Working data -
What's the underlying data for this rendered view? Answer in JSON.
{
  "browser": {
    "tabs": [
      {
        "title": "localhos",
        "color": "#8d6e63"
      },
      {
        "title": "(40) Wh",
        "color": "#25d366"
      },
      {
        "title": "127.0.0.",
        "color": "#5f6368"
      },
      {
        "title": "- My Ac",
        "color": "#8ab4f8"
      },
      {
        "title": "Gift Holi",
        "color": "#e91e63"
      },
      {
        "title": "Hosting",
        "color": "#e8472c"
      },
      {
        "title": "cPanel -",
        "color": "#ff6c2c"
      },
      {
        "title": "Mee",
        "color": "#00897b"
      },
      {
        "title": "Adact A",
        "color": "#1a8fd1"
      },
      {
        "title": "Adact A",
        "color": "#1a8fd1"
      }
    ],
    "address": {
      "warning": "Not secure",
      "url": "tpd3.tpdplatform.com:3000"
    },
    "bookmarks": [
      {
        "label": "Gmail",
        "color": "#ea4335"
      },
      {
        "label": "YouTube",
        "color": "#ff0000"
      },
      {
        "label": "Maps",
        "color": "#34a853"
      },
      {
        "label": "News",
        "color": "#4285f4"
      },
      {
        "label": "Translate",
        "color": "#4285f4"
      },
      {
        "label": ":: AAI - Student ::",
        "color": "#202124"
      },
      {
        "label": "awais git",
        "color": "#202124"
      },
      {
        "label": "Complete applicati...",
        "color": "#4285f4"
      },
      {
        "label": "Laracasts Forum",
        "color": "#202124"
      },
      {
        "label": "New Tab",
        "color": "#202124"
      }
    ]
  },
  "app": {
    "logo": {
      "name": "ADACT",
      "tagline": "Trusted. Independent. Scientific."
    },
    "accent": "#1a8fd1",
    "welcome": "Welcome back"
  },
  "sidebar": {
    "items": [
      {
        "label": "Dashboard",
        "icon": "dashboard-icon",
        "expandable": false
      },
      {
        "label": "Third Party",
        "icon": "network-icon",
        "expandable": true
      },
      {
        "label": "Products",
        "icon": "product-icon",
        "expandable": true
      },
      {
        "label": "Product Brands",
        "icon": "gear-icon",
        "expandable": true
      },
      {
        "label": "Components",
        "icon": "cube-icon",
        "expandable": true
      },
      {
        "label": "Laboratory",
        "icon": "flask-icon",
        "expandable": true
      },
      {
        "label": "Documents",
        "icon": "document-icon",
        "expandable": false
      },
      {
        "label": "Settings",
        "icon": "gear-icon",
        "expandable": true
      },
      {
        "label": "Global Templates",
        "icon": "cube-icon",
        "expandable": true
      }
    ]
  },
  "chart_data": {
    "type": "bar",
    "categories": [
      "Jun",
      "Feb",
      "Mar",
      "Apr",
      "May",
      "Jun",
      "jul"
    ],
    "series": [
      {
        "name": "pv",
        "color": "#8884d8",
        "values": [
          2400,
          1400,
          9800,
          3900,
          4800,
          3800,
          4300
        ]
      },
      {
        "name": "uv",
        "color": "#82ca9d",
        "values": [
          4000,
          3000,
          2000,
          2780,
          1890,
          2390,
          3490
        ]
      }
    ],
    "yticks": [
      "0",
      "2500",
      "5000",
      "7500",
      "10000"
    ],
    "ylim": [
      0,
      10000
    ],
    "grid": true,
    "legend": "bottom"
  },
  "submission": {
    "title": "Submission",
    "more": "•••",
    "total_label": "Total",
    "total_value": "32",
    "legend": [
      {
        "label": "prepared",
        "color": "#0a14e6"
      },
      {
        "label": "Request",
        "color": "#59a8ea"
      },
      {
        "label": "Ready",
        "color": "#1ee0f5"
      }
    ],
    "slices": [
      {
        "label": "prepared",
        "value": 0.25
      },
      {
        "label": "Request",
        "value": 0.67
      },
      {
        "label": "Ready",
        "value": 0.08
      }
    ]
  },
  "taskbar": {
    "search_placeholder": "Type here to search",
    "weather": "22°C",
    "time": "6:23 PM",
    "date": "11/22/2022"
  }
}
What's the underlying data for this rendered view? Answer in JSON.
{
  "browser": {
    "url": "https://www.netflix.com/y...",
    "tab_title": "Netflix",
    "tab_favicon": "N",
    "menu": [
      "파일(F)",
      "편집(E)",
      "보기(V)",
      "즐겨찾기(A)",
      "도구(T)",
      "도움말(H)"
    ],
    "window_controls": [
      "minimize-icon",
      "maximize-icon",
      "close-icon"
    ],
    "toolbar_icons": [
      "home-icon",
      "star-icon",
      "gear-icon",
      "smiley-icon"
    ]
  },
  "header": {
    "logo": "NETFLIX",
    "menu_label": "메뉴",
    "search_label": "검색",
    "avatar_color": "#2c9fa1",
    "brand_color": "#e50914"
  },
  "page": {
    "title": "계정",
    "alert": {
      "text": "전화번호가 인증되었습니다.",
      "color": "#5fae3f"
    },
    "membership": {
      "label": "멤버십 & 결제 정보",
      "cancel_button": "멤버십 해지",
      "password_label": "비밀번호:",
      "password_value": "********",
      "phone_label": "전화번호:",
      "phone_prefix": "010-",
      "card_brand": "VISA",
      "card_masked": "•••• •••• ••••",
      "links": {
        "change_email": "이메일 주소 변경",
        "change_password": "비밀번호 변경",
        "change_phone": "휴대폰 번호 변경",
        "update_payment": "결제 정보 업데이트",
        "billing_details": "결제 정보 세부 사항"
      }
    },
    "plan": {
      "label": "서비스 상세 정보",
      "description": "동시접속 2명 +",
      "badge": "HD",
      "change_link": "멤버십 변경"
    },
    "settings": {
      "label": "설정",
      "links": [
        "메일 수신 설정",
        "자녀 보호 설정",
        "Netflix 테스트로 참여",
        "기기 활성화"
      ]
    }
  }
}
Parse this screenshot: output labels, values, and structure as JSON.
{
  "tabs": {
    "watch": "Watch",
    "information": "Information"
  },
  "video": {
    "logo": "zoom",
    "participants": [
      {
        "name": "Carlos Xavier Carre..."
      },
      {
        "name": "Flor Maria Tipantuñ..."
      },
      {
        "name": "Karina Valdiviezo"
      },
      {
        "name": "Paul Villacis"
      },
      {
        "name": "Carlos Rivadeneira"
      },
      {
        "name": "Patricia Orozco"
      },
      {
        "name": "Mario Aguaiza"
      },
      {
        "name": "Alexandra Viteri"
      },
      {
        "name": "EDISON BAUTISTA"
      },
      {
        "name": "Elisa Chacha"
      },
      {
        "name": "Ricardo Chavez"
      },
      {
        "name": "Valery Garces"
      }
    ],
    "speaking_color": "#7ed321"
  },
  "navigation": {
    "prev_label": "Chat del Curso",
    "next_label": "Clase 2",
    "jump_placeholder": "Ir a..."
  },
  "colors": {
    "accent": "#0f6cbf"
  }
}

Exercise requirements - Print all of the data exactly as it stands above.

Solution to the exercise -
What's the underlying data for this rendered view? Answer in JSON.
{
  "browser": {
    "tabs": [
      {
        "title": "localhos",
        "color": "#8d6e63"
      },
      {
        "title": "(40) Wh",
        "color": "#25d366"
      },
      {
        "title": "127.0.0.",
        "color": "#5f6368"
      },
      {
        "title": "- My Ac",
        "color": "#8ab4f8"
      },
      {
        "title": "Gift Holi",
        "color": "#e91e63"
      },
      {
        "title": "Hosting",
        "color": "#e8472c"
      },
      {
        "title": "cPanel -",
        "color": "#ff6c2c"
      },
      {
        "title": "Mee",
        "color": "#00897b"
      },
      {
        "title": "Adact A",
        "color": "#1a8fd1"
      },
      {
        "title": "Adact A",
        "color": "#1a8fd1"
      }
    ],
    "address": {
      "warning": "Not secure",
      "url": "tpd3.tpdplatform.com:3000"
    },
    "bookmarks": [
      {
        "label": "Gmail",
        "color": "#ea4335"
      },
      {
        "label": "YouTube",
        "color": "#ff0000"
      },
      {
        "label": "Maps",
        "color": "#34a853"
      },
      {
        "label": "News",
        "color": "#4285f4"
      },
      {
        "label": "Translate",
        "color": "#4285f4"
      },
      {
        "label": ":: AAI - Student ::",
        "color": "#202124"
      },
      {
        "label": "awais git",
        "color": "#202124"
      },
      {
        "label": "Complete applicati...",
        "color": "#4285f4"
      },
      {
        "label": "Laracasts Forum",
        "color": "#202124"
      },
      {
        "label": "New Tab",
        "color": "#202124"
      }
    ]
  },
  "app": {
    "logo": {
      "name": "ADACT",
      "tagline": "Trusted. Independent. Scientific."
    },
    "accent": "#1a8fd1",
    "welcome": "Welcome back"
  },
  "sidebar": {
    "items": [
      {
        "label": "Dashboard",
        "icon": "dashboard-icon",
        "expandable": false
      },
      {
        "label": "Third Party",
        "icon": "network-icon",
        "expandable": true
      },
      {
        "label": "Products",
        "icon": "product-icon",
        "expandable": true
      },
      {
        "label": "Product Brands",
        "icon": "gear-icon",
        "expandable": true
      },
      {
        "label": "Components",
        "icon": "cube-icon",
        "expandable": true
      },
      {
        "label": "Laboratory",
        "icon": "flask-icon",
        "expandable": true
      },
      {
        "label": "Documents",
        "icon": "document-icon",
        "expandable": false
      },
      {
        "label": "Settings",
        "icon": "gear-icon",
        "expandable": true
      },
      {
        "label": "Global Templates",
        "icon": "cube-icon",
        "expandable": true
      }
    ]
  },
  "chart_data": {
    "type": "bar",
    "categories": [
      "Jun",
      "Feb",
      "Mar",
      "Apr",
      "May",
      "Jun",
      "jul"
    ],
    "series": [
      {
        "name": "pv",
        "color": "#8884d8",
        "values": [
          2400,
          1400,
          9800,
          3900,
          4800,
          3800,
          4300
        ]
      },
      {
        "name": "uv",
        "color": "#82ca9d",
        "values": [
          4000,
          3000,
          2000,
          2780,
          1890,
          2390,
          3490
        ]
      }
    ],
    "yticks": [
      "0",
      "2500",
      "5000",
      "7500",
      "10000"
    ],
    "ylim": [
      0,
      10000
    ],
    "grid": true,
    "legend": "bottom"
  },
  "submission": {
    "title": "Submission",
    "more": "•••",
    "total_label": "Total",
    "total_value": "32",
    "legend": [
      {
        "label": "prepared",
        "color": "#0a14e6"
      },
      {
        "label": "Request",
        "color": "#59a8ea"
      },
      {
        "label": "Ready",
        "color": "#1ee0f5"
      }
    ],
    "slices": [
      {
        "label": "prepared",
        "value": 0.25
      },
      {
        "label": "Request",
        "value": 0.67
      },
      {
        "label": "Ready",
        "value": 0.08
      }
    ]
  },
  "taskbar": {
    "search_placeholder": "Type here to search",
    "weather": "22°C",
    "time": "6:23 PM",
    "date": "11/22/2022"
  }
}
What's the underlying data for this rendered view? Answer in JSON.
{
  "browser": {
    "url": "https://www.netflix.com/y...",
    "tab_title": "Netflix",
    "tab_favicon": "N",
    "menu": [
      "파일(F)",
      "편집(E)",
      "보기(V)",
      "즐겨찾기(A)",
      "도구(T)",
      "도움말(H)"
    ],
    "window_controls": [
      "minimize-icon",
      "maximize-icon",
      "close-icon"
    ],
    "toolbar_icons": [
      "home-icon",
      "star-icon",
      "gear-icon",
      "smiley-icon"
    ]
  },
  "header": {
    "logo": "NETFLIX",
    "menu_label": "메뉴",
    "search_label": "검색",
    "avatar_color": "#2c9fa1",
    "brand_color": "#e50914"
  },
  "page": {
    "title": "계정",
    "alert": {
      "text": "전화번호가 인증되었습니다.",
      "color": "#5fae3f"
    },
    "membership": {
      "label": "멤버십 & 결제 정보",
      "cancel_button": "멤버십 해지",
      "password_label": "비밀번호:",
      "password_value": "********",
      "phone_label": "전화번호:",
      "phone_prefix": "010-",
      "card_brand": "VISA",
      "card_masked": "•••• •••• ••••",
      "links": {
        "change_email": "이메일 주소 변경",
        "change_password": "비밀번호 변경",
        "change_phone": "휴대폰 번호 변경",
        "update_payment": "결제 정보 업데이트",
        "billing_details": "결제 정보 세부 사항"
      }
    },
    "plan": {
      "label": "서비스 상세 정보",
      "description": "동시접속 2명 +",
      "badge": "HD",
      "change_link": "멤버십 변경"
    },
    "settings": {
      "label": "설정",
      "links": [
        "메일 수신 설정",
        "자녀 보호 설정",
        "Netflix 테스트로 참여",
        "기기 활성화"
      ]
    }
  }
}
Parse this screenshot: output labels, values, and structure as JSON.
{
  "tabs": {
    "watch": "Watch",
    "information": "Information"
  },
  "video": {
    "logo": "zoom",
    "participants": [
      {
        "name": "Carlos Xavier Carre..."
      },
      {
        "name": "Flor Maria Tipantuñ..."
      },
      {
        "name": "Karina Valdiviezo"
      },
      {
        "name": "Paul Villacis"
      },
      {
        "name": "Carlos Rivadeneira"
      },
      {
        "name": "Patricia Orozco"
      },
      {
        "name": "Mario Aguaiza"
      },
      {
        "name": "Alexandra Viteri"
      },
      {
        "name": "EDISON BAUTISTA"
      },
      {
        "name": "Elisa Chacha"
      },
      {
        "name": "Ricardo Chavez"
      },
      {
        "name": "Valery Garces"
      }
    ],
    "speaking_color": "#7ed321"
  },
  "navigation": {
    "prev_label": "Chat del Curso",
    "next_label": "Clase 2",
    "jump_placeholder": "Ir a..."
  },
  "colors": {
    "accent": "#0f6cbf"
  }
}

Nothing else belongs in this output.